→ Task goal:
The lines you return must be all those in the data that hold the string "icon".

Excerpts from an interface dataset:
::::::::::

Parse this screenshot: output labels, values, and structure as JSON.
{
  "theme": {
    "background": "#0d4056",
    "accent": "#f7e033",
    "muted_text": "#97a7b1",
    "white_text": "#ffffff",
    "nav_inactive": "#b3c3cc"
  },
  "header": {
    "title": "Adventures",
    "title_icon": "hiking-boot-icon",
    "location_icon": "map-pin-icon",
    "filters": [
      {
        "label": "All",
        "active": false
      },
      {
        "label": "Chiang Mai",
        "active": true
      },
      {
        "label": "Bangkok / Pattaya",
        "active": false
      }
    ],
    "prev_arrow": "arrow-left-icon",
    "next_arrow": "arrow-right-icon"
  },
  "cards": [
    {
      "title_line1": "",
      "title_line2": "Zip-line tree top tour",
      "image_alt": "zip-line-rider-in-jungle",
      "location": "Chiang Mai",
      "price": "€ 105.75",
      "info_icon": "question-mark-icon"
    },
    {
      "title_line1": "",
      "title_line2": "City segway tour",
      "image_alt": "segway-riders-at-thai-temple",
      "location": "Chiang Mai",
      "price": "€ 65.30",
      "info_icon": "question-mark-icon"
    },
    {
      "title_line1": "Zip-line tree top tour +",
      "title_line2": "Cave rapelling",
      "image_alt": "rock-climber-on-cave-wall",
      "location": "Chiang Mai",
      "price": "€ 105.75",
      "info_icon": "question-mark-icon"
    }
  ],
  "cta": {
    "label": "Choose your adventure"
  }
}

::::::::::

→ Exercise answer:
    "title_icon": "hiking-boot-icon",
    "location_icon": "map-pin-icon",
    "prev_arrow": "arrow-left-icon",
    "next_arrow": "arrow-right-icon"
      "info_icon": "question-mark-icon"
      "info_icon": "question-mark-icon"
      "info_icon": "question-mark-icon"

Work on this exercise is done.